- [The task]
The records are to be reproduced verbatim.

-------- Source data

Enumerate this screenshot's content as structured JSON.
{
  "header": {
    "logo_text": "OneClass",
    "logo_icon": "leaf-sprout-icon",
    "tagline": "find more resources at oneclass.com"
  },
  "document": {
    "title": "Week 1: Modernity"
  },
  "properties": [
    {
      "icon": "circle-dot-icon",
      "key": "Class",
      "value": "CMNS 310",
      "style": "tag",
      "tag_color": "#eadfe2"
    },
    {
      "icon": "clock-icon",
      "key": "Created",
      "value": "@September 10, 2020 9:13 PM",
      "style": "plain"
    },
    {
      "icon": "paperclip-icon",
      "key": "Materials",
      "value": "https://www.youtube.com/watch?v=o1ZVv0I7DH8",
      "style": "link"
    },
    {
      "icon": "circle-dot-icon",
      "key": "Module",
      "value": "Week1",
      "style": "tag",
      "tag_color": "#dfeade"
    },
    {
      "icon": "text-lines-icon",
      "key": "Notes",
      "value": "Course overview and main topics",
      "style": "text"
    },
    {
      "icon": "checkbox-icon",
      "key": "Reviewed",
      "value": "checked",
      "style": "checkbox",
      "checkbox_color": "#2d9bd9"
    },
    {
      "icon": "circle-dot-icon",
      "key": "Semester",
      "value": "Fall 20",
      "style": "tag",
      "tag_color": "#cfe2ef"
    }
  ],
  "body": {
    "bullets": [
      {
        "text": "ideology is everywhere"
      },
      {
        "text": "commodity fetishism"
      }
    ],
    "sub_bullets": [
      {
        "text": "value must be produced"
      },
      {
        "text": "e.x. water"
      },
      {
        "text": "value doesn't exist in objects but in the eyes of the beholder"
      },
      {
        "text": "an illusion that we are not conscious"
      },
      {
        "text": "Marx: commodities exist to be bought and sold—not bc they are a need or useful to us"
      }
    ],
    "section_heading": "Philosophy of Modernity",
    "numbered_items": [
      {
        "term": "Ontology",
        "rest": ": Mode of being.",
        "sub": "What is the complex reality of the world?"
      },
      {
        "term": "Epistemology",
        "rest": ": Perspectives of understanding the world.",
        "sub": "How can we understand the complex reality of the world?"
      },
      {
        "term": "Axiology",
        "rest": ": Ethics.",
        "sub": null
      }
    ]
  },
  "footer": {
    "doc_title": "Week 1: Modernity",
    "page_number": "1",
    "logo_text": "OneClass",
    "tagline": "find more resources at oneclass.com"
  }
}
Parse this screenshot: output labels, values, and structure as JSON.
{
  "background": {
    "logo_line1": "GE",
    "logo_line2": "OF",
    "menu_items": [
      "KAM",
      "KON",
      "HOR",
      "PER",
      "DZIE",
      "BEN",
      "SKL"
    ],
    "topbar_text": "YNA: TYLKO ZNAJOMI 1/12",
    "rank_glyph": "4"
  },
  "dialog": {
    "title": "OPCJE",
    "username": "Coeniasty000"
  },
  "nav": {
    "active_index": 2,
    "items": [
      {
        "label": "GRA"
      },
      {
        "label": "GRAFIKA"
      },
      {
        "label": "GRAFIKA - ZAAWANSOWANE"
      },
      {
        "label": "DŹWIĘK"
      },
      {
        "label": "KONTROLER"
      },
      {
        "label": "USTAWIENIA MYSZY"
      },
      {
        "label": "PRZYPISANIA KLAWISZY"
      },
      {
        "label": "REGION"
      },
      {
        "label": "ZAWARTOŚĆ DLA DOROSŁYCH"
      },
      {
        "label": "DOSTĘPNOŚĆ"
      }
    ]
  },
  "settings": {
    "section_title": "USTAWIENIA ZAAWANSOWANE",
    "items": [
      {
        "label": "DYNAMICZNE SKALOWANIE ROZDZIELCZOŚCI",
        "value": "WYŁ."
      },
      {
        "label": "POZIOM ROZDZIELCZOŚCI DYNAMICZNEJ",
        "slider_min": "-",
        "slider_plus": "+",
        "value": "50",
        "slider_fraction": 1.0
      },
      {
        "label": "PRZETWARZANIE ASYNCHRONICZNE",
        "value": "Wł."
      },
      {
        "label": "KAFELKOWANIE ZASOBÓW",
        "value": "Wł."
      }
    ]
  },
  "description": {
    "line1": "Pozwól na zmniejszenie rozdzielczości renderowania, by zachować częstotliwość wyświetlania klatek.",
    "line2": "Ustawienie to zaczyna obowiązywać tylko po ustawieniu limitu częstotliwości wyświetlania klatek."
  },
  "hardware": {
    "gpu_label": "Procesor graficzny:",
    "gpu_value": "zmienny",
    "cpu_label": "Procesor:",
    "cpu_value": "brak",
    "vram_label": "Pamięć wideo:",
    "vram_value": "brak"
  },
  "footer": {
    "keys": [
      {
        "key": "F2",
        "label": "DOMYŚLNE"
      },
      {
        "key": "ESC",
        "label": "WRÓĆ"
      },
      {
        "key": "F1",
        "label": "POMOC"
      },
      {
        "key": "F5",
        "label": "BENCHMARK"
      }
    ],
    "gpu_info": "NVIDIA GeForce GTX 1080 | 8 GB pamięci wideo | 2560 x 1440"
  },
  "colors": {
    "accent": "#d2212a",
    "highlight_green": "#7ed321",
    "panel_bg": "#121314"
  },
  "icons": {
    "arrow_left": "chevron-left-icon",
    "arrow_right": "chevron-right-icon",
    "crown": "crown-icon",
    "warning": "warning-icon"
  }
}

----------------

- [Task answer]
Enumerate this screenshot's content as structured JSON.
{
  "header": {
    "logo_text": "OneClass",
    "logo_icon": "leaf-sprout-icon",
    "tagline": "find more resources at oneclass.com"
  },
  "document": {
    "title": "Week 1: Modernity"
  },
  "properties": [
    {
      "icon": "circle-dot-icon",
      "key": "Class",
      "value": "CMNS 310",
      "style": "tag",
      "tag_color": "#eadfe2"
    },
    {
      "icon": "clock-icon",
      "key": "Created",
      "value": "@September 10, 2020 9:13 PM",
      "style": "plain"
    },
    {
      "icon": "paperclip-icon",
      "key": "Materials",
      "value": "https://www.youtube.com/watch?v=o1ZVv0I7DH8",
      "style": "link"
    },
    {
      "icon": "circle-dot-icon",
      "key": "Module",
      "value": "Week1",
      "style": "tag",
      "tag_color": "#dfeade"
    },
    {
      "icon": "text-lines-icon",
      "key": "Notes",
      "value": "Course overview and main topics",
      "style": "text"
    },
    {
      "icon": "checkbox-icon",
      "key": "Reviewed",
      "value": "checked",
      "style": "checkbox",
      "checkbox_color": "#2d9bd9"
    },
    {
      "icon": "circle-dot-icon",
      "key": "Semester",
      "value": "Fall 20",
      "style": "tag",
      "tag_color": "#cfe2ef"
    }
  ],
  "body": {
    "bullets": [
      {
        "text": "ideology is everywhere"
      },
      {
        "text": "commodity fetishism"
      }
    ],
    "sub_bullets": [
      {
        "text": "value must be produced"
      },
      {
        "text": "e.x. water"
      },
      {
        "text": "value doesn't exist in objects but in the eyes of the beholder"
      },
      {
        "text": "an illusion that we are not conscious"
      },
      {
        "text": "Marx: commodities exist to be bought and sold—not bc they are a need or useful to us"
      }
    ],
    "section_heading": "Philosophy of Modernity",
    "numbered_items": [
      {
        "term": "Ontology",
        "rest": ": Mode of being.",
        "sub": "What is the complex reality of the world?"
      },
      {
        "term": "Epistemology",
        "rest": ": Perspectives of understanding the world.",
        "sub": "How can we understand the complex reality of the world?"
      },
      {
        "term": "Axiology",
        "rest": ": Ethics.",
        "sub": null
      }
    ]
  },
  "footer": {
    "doc_title": "Week 1: Modernity",
    "page_number": "1",
    "logo_text": "OneClass",
    "tagline": "find more resources at oneclass.com"
  }
}
Parse this screenshot: output labels, values, and structure as JSON.
{
  "background": {
    "logo_line1": "GE",
    "logo_line2": "OF",
    "menu_items": [
      "KAM",
      "KON",
      "HOR",
      "PER",
      "DZIE",
      "BEN",
      "SKL"
    ],
    "topbar_text": "YNA: TYLKO ZNAJOMI 1/12",
    "rank_glyph": "4"
  },
  "dialog": {
    "title": "OPCJE",
    "username": "Coeniasty000"
  },
  "nav": {
    "active_index": 2,
    "items": [
      {
        "label": "GRA"
      },
      {
        "label": "GRAFIKA"
      },
      {
        "label": "GRAFIKA - ZAAWANSOWANE"
      },
      {
        "label": "DŹWIĘK"
      },
      {
        "label": "KONTROLER"
      },
      {
        "label": "USTAWIENIA MYSZY"
      },
      {
        "label": "PRZYPISANIA KLAWISZY"
      },
      {
        "label": "REGION"
      },
      {
        "label": "ZAWARTOŚĆ DLA DOROSŁYCH"
      },
      {
        "label": "DOSTĘPNOŚĆ"
      }
    ]
  },
  "settings": {
    "section_title": "USTAWIENIA ZAAWANSOWANE",
    "items": [
      {
        "label": "DYNAMICZNE SKALOWANIE ROZDZIELCZOŚCI",
        "value": "WYŁ."
      },
      {
        "label": "POZIOM ROZDZIELCZOŚCI DYNAMICZNEJ",
        "slider_min": "-",
        "slider_plus": "+",
        "value": "50",
        "slider_fraction": 1.0
      },
      {
        "label": "PRZETWARZANIE ASYNCHRONICZNE",
        "value": "Wł."
      },
      {
        "label": "KAFELKOWANIE ZASOBÓW",
        "value": "Wł."
      }
    ]
  },
  "description": {
    "line1": "Pozwól na zmniejszenie rozdzielczości renderowania, by zachować częstotliwość wyświetlania klatek.",
    "line2": "Ustawienie to zaczyna obowiązywać tylko po ustawieniu limitu częstotliwości wyświetlania klatek."
  },
  "hardware": {
    "gpu_label": "Procesor graficzny:",
    "gpu_value": "zmienny",
    "cpu_label": "Procesor:",
    "cpu_value": "brak",
    "vram_label": "Pamięć wideo:",
    "vram_value": "brak"
  },
  "footer": {
    "keys": [
      {
        "key": "F2",
        "label": "DOMYŚLNE"
      },
      {
        "key": "ESC",
        "label": "WRÓĆ"
      },
      {
        "key": "F1",
        "label": "POMOC"
      },
      {
        "key": "F5",
        "label": "BENCHMARK"
      }
    ],
    "gpu_info": "NVIDIA GeForce GTX 1080 | 8 GB pamięci wideo | 2560 x 1440"
  },
  "colors": {
    "accent": "#d2212a",
    "highlight_green": "#7ed321",
    "panel_bg": "#121314"
  },
  "icons": {
    "arrow_left": "chevron-left-icon",
    "arrow_right": "chevron-right-icon",
    "crown": "crown-icon",
    "warning": "warning-icon"
  }
}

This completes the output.